A debate at this week’s wonderful Names Not Numbers event has crystallised something that has been bouncing around my head for a while. I’m done with the idea of industry-specific software platforms. Here’s why:
1. Platforms automate out humanity
Part of yesterday’s debate was agreeing where the boundaries of machine and human lie in our business world. Alongside a tech investor we had two online logistics companies- the CEO of a generalist logistics and delivery company, and that of a company that is providing a platform to provide aggregated ordering and delivery from local shops.
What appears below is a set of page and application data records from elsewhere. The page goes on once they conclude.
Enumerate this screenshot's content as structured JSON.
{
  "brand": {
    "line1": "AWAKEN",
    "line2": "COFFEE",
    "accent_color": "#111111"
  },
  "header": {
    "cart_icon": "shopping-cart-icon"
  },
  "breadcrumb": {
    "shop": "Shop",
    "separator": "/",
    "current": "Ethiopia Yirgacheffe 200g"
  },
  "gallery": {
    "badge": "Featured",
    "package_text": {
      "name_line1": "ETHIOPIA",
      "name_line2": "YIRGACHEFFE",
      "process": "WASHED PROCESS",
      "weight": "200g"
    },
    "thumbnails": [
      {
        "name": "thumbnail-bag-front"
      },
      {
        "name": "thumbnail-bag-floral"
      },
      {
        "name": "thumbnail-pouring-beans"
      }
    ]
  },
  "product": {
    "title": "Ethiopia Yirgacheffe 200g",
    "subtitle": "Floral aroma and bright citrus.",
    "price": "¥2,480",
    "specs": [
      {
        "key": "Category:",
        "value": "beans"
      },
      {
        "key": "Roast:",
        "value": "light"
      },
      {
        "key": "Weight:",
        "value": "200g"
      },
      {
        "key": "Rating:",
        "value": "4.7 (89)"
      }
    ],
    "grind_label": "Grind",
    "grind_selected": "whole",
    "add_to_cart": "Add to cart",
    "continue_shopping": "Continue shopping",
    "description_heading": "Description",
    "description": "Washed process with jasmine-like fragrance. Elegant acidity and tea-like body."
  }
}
Putting aside the issue that my good friend Chris Weston raised (“how depressing that both of these companies are based around the idea that people have to spend too long at work these days to shop.”), both are ultimately about building a scalable service that can be applied into many different locations. Scalable is great if you want a return on investment, or if you want a uniform service, but not so if you want any individualism. The loss of individualism leads, in my take, to a loss of humanity. McDonald’s might provide a consistent service and product, but time to chat with customers is managed out of the system in the way it isn’t in my local Fish & Chip shop. When the service becomes computer-centric there is even greater risk that staff (if they are actually staff) and customers alike become merely the fleshy robot arms of the machine.
2. Platforms are parasitic
Notice the rash of restaurant delivery services that have sprung up recently? Or the apps to hail taxis? Or those to book a table? Or those to obtain beauty salon services?
No doubt the founder stories here will be some romantic tale of a botched date or a last minute emergency that led to the lightbulb moment of “What if we just… ?”
But there are too many of these platforms around run by too many people in formerly City-type jobs to not imagine that the stories more commonly start with “what is a service or retail segment that is currently dominated by independent small companies that doesn’t yet have an industry specific online platform?”. Has anyone launched funer.al for the “recently deceased yet still time poor?” customer segment yet?
The risks are low (certainly in comparison to the investment in staff, stock and bricks and mortar required by all of the serviced businesses) and the potential rewards massively unequally distributed for the successful platforms. It’s difficult to see this as much other than parasitic.
3. Platforms stifle industry innovation
And here’s the thing. Generalist platforms (a generic CRM, a website host, that kind of thing) do something that is generic. An industry-specific platform however runs the significant risk of seriously halting anything but incremental tinkering. If the platform is specific to an industry it will compel companies in that industry to operate in certain ways to conform to the platform. It’s something I’m seeing in the legal industry with Case & Matter Management systems. Where’s opportunity for service differentiation in the world of personal transport in an industry dominated by Uber? Everything, over time becomes top down, outside-in.
4. Platforms are there to serve tech investors first
Which of course brings us to the real reason why platforms are great: they are great, first and foremost, for tech investors. They don’t involve the nasty business of building real infrastructure. They do offer the promise of hockey stick returns.
Yesterday’s tech investor panel member cited that the three top skills in demand in the startup scene at the moment are developers, data scientists and growth hackers. Those latter two are the twin horsemen of incremental twiddling. Of marginal gain platforms. Of not very human interaction between individuals and small businesses beholden to the machines…